=== TASK DETAILS ===
Find the lines below that include the word "icon" and report how many there are, with no other text.

=== PROVIDED DATA ===
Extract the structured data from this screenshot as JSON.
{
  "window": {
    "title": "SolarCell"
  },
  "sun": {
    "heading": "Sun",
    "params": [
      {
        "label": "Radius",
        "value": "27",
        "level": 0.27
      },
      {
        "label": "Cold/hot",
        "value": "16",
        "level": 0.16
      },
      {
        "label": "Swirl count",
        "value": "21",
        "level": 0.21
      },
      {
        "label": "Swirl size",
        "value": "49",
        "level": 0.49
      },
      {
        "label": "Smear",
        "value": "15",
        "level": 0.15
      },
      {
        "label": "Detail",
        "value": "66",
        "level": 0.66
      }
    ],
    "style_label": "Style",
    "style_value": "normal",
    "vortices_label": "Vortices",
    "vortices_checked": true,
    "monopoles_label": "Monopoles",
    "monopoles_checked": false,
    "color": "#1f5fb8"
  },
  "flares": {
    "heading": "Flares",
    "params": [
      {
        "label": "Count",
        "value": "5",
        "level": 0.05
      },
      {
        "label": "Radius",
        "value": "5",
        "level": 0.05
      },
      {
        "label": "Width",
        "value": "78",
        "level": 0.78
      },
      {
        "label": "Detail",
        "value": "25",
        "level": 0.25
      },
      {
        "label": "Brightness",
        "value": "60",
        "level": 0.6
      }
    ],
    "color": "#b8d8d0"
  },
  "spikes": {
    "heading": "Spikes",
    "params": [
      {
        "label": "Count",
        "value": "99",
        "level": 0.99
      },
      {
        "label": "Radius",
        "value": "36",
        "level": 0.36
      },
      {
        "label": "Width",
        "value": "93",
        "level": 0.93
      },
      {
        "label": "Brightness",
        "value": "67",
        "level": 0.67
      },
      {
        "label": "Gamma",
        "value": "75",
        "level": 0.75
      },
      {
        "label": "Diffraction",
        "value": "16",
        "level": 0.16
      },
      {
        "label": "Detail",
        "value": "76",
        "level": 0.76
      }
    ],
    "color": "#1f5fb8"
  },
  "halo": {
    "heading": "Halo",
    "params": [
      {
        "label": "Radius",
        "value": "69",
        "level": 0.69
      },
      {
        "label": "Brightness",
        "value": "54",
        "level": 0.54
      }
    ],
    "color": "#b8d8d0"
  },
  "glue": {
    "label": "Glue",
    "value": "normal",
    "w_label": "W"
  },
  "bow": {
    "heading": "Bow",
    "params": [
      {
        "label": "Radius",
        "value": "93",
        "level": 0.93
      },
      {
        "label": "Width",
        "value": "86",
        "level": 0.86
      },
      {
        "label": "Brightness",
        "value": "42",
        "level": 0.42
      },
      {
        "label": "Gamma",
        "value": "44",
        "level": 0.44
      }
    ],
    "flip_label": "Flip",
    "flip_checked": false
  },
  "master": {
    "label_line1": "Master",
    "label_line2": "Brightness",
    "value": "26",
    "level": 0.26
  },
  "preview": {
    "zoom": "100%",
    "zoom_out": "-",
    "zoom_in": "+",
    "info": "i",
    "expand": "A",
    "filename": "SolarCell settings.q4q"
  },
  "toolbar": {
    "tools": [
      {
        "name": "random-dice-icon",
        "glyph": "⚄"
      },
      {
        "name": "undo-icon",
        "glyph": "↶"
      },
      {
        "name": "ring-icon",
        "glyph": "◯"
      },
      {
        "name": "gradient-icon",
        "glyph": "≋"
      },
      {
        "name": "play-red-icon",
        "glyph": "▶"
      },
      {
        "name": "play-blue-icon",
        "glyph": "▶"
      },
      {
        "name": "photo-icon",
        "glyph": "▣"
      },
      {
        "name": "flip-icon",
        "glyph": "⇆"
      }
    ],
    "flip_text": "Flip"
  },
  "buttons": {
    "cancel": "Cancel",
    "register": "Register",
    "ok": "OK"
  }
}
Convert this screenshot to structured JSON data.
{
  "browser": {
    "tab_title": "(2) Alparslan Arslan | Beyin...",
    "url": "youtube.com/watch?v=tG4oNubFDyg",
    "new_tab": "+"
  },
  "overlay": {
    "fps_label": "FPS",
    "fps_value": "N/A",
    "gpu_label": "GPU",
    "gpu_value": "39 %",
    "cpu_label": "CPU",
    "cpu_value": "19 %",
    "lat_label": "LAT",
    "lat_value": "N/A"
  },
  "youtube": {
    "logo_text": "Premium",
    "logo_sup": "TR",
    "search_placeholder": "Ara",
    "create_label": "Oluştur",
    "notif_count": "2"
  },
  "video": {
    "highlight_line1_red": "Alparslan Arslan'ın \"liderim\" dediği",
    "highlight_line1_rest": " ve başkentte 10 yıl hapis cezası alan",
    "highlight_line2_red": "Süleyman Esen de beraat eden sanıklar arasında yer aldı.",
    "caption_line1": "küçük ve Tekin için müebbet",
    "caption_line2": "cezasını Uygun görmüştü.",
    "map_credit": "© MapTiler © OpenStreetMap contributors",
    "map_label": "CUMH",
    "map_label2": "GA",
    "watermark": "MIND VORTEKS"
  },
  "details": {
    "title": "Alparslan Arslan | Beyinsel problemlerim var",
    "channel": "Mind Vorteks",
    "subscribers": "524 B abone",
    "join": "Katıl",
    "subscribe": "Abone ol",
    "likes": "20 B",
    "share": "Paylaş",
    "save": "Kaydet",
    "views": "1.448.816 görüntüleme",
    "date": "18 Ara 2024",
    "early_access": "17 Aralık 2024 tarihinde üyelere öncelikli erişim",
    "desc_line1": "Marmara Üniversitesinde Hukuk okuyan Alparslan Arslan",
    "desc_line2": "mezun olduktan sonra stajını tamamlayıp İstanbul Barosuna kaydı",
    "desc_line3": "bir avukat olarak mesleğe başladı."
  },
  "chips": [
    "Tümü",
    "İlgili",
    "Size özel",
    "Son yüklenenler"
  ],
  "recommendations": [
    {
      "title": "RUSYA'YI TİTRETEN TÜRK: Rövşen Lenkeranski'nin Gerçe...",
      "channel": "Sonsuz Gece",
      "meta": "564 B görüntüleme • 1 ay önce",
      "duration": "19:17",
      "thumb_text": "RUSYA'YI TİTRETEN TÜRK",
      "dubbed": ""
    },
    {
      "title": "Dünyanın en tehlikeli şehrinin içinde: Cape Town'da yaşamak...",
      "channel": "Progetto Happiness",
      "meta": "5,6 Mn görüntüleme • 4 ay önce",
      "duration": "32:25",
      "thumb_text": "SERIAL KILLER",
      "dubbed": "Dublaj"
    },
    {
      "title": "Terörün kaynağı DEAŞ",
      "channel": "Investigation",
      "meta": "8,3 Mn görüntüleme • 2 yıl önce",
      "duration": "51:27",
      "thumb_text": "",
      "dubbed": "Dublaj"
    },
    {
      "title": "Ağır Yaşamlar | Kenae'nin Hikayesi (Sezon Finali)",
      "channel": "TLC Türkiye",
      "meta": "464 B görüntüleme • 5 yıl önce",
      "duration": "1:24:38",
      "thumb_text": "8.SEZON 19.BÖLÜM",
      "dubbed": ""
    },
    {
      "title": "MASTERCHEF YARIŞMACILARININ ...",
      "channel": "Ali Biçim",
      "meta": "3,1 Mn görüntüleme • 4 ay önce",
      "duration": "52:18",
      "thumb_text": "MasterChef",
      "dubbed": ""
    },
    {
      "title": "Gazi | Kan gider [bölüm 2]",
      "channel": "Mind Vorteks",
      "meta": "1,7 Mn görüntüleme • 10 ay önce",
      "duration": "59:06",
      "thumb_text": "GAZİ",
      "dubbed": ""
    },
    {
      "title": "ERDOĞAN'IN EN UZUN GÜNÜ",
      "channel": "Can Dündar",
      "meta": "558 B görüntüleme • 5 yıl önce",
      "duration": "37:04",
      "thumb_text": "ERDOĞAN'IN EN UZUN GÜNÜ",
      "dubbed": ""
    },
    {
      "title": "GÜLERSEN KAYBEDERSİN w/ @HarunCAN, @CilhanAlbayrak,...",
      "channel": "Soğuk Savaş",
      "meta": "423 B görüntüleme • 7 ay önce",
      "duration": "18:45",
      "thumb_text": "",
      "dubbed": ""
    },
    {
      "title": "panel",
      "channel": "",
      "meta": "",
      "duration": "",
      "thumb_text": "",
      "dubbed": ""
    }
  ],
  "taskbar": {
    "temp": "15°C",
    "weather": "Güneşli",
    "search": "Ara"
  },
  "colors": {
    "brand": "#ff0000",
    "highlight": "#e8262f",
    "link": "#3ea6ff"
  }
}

=== REPLY ===
8